To do:
Using the listing, copy each whole line that features "true".

Exercise data: Begin

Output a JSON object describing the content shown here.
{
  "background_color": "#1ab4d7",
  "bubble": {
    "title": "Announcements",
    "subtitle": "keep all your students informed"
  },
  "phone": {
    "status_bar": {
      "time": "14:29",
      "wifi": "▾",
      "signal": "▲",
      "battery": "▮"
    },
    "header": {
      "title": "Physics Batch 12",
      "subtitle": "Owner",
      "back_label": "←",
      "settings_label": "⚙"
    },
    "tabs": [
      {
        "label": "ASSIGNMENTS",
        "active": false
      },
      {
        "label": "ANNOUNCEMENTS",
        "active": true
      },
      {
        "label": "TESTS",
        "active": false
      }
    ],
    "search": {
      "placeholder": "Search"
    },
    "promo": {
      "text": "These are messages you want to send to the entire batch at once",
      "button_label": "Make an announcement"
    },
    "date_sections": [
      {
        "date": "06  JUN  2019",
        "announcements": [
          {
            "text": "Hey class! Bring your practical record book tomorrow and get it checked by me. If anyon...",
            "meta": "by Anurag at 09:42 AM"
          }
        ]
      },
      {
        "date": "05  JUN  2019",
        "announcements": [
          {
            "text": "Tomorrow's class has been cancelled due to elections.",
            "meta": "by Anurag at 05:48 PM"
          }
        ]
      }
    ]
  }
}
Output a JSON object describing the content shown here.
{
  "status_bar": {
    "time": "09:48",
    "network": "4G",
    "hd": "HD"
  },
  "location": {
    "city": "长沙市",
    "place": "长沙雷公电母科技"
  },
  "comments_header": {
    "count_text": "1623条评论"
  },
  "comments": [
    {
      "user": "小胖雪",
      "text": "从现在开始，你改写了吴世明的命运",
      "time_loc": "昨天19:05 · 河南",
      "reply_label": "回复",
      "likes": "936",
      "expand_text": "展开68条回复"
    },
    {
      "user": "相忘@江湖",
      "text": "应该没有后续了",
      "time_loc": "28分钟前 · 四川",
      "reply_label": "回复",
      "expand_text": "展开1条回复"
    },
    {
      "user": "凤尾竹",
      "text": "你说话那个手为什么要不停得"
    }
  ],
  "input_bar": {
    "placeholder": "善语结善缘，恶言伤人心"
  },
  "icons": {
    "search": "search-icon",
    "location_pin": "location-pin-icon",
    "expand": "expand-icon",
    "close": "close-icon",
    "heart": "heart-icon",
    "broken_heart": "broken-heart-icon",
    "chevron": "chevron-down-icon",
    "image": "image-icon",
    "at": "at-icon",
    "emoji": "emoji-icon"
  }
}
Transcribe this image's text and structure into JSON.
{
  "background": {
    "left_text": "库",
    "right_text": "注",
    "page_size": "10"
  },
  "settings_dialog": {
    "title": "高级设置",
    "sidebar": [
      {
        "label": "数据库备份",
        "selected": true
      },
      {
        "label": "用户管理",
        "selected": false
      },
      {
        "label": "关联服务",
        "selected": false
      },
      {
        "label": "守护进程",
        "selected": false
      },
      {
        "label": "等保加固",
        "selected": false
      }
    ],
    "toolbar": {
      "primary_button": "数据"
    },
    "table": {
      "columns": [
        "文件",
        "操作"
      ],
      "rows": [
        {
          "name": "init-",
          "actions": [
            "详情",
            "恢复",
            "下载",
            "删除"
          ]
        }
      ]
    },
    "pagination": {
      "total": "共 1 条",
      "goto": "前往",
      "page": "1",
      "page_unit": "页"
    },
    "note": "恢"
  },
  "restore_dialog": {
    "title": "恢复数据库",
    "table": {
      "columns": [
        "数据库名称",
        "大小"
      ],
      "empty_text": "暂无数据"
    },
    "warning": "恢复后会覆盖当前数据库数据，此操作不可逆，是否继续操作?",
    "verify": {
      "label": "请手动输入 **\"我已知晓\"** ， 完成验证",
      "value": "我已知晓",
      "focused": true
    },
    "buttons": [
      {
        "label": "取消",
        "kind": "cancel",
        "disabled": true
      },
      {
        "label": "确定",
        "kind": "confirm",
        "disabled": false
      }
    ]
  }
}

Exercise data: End

Response:
        "active": true
        "selected": true
      "focused": true
        "disabled": true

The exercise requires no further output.